The whole listing below needs to be retyped without a single change.

_RECORDS_.
+ + + +
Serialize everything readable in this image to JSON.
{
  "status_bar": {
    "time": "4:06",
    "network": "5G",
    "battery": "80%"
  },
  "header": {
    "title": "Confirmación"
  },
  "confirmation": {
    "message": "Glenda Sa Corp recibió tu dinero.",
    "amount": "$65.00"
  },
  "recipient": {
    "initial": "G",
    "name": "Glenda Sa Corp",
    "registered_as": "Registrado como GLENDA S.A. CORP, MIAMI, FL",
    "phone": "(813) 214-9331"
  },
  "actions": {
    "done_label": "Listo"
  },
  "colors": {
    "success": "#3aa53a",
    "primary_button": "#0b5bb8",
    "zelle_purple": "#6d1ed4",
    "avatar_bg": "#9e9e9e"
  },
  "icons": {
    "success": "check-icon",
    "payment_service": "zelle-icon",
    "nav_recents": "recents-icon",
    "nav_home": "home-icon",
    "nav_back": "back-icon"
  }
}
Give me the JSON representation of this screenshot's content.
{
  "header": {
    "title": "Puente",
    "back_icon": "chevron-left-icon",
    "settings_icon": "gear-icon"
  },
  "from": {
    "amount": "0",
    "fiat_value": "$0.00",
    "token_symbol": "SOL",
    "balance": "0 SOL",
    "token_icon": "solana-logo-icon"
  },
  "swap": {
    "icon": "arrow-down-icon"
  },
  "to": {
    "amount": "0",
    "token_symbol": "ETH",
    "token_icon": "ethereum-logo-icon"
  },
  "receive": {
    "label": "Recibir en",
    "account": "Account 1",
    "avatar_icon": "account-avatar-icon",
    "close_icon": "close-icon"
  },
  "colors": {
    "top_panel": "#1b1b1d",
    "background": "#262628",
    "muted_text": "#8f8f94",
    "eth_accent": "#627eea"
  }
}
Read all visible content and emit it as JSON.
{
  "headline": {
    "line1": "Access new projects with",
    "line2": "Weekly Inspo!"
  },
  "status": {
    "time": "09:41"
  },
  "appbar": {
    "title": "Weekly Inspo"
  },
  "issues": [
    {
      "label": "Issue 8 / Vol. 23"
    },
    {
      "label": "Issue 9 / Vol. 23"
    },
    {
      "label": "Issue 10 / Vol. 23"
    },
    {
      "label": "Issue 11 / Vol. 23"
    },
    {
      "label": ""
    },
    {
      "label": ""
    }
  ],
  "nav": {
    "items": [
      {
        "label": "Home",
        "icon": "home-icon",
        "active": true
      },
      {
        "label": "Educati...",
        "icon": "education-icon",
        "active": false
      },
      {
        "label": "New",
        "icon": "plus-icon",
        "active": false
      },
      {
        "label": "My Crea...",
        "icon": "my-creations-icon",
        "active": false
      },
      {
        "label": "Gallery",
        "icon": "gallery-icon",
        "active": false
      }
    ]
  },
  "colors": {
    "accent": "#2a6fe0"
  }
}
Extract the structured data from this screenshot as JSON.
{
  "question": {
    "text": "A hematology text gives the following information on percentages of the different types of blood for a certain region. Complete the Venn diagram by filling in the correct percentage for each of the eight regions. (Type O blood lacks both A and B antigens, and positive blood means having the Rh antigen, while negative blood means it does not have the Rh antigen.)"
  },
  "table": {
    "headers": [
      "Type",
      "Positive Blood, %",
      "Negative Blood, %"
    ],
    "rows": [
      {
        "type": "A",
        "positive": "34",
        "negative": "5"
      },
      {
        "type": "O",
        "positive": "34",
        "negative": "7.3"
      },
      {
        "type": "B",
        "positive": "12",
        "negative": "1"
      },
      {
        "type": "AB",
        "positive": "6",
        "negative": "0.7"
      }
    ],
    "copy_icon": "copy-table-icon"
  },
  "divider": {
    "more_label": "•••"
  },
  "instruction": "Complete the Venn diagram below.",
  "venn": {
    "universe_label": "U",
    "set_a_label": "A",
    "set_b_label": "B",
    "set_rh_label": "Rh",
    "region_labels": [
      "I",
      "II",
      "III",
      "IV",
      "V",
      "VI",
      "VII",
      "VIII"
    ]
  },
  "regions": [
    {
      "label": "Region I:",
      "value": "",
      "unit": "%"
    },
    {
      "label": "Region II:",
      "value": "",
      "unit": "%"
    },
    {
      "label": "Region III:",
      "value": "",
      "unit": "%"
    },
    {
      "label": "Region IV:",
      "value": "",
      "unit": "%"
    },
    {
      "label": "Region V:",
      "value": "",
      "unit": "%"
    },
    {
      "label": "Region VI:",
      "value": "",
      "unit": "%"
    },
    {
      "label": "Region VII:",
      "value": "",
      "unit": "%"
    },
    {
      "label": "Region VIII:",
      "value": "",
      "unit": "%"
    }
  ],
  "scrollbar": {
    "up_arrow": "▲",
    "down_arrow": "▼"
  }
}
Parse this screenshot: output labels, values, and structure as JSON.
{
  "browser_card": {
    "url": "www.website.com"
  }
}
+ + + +
_ANSWER FOR THIS EXERCISE_.
Serialize everything readable in this image to JSON.
{
  "status_bar": {
    "time": "4:06",
    "network": "5G",
    "battery": "80%"
  },
  "header": {
    "title": "Confirmación"
  },
  "confirmation": {
    "message": "Glenda Sa Corp recibió tu dinero.",
    "amount": "$65.00"
  },
  "recipient": {
    "initial": "G",
    "name": "Glenda Sa Corp",
    "registered_as": "Registrado como GLENDA S.A. CORP, MIAMI, FL",
    "phone": "(813) 214-9331"
  },
  "actions": {
    "done_label": "Listo"
  },
  "colors": {
    "success": "#3aa53a",
    "primary_button": "#0b5bb8",
    "zelle_purple": "#6d1ed4",
    "avatar_bg": "#9e9e9e"
  },
  "icons": {
    "success": "check-icon",
    "payment_service": "zelle-icon",
    "nav_recents": "recents-icon",
    "nav_home": "home-icon",
    "nav_back": "back-icon"
  }
}
Give me the JSON representation of this screenshot's content.
{
  "header": {
    "title": "Puente",
    "back_icon": "chevron-left-icon",
    "settings_icon": "gear-icon"
  },
  "from": {
    "amount": "0",
    "fiat_value": "$0.00",
    "token_symbol": "SOL",
    "balance": "0 SOL",
    "token_icon": "solana-logo-icon"
  },
  "swap": {
    "icon": "arrow-down-icon"
  },
  "to": {
    "amount": "0",
    "token_symbol": "ETH",
    "token_icon": "ethereum-logo-icon"
  },
  "receive": {
    "label": "Recibir en",
    "account": "Account 1",
    "avatar_icon": "account-avatar-icon",
    "close_icon": "close-icon"
  },
  "colors": {
    "top_panel": "#1b1b1d",
    "background": "#262628",
    "muted_text": "#8f8f94",
    "eth_accent": "#627eea"
  }
}
Read all visible content and emit it as JSON.
{
  "headline": {
    "line1": "Access new projects with",
    "line2": "Weekly Inspo!"
  },
  "status": {
    "time": "09:41"
  },
  "appbar": {
    "title": "Weekly Inspo"
  },
  "issues": [
    {
      "label": "Issue 8 / Vol. 23"
    },
    {
      "label": "Issue 9 / Vol. 23"
    },
    {
      "label": "Issue 10 / Vol. 23"
    },
    {
      "label": "Issue 11 / Vol. 23"
    },
    {
      "label": ""
    },
    {
      "label": ""
    }
  ],
  "nav": {
    "items": [
      {
        "label": "Home",
        "icon": "home-icon",
        "active": true
      },
      {
        "label": "Educati...",
        "icon": "education-icon",
        "active": false
      },
      {
        "label": "New",
        "icon": "plus-icon",
        "active": false
      },
      {
        "label": "My Crea...",
        "icon": "my-creations-icon",
        "active": false
      },
      {
        "label": "Gallery",
        "icon": "gallery-icon",
        "active": false
      }
    ]
  },
  "colors": {
    "accent": "#2a6fe0"
  }
}
Extract the structured data from this screenshot as JSON.
{
  "question": {
    "text": "A hematology text gives the following information on percentages of the different types of blood for a certain region. Complete the Venn diagram by filling in the correct percentage for each of the eight regions. (Type O blood lacks both A and B antigens, and positive blood means having the Rh antigen, while negative blood means it does not have the Rh antigen.)"
  },
  "table": {
    "headers": [
      "Type",
      "Positive Blood, %",
      "Negative Blood, %"
    ],
    "rows": [
      {
        "type": "A",
        "positive": "34",
        "negative": "5"
      },
      {
        "type": "O",
        "positive": "34",
        "negative": "7.3"
      },
      {
        "type": "B",
        "positive": "12",
        "negative": "1"
      },
      {
        "type": "AB",
        "positive": "6",
        "negative": "0.7"
      }
    ],
    "copy_icon": "copy-table-icon"
  },
  "divider": {
    "more_label": "•••"
  },
  "instruction": "Complete the Venn diagram below.",
  "venn": {
    "universe_label": "U",
    "set_a_label": "A",
    "set_b_label": "B",
    "set_rh_label": "Rh",
    "region_labels": [
      "I",
      "II",
      "III",
      "IV",
      "V",
      "VI",
      "VII",
      "VIII"
    ]
  },
  "regions": [
    {
      "label": "Region I:",
      "value": "",
      "unit": "%"
    },
    {
      "label": "Region II:",
      "value": "",
      "unit": "%"
    },
    {
      "label": "Region III:",
      "value": "",
      "unit": "%"
    },
    {
      "label": "Region IV:",
      "value": "",
      "unit": "%"
    },
    {
      "label": "Region V:",
      "value": "",
      "unit": "%"
    },
    {
      "label": "Region VI:",
      "value": "",
      "unit": "%"
    },
    {
      "label": "Region VII:",
      "value": "",
      "unit": "%"
    },
    {
      "label": "Region VIII:",
      "value": "",
      "unit": "%"
    }
  ],
  "scrollbar": {
    "up_arrow": "▲",
    "down_arrow": "▼"
  }
}
Parse this screenshot: output labels, values, and structure as JSON.
{
  "browser_card": {
    "url": "www.website.com"
  }
}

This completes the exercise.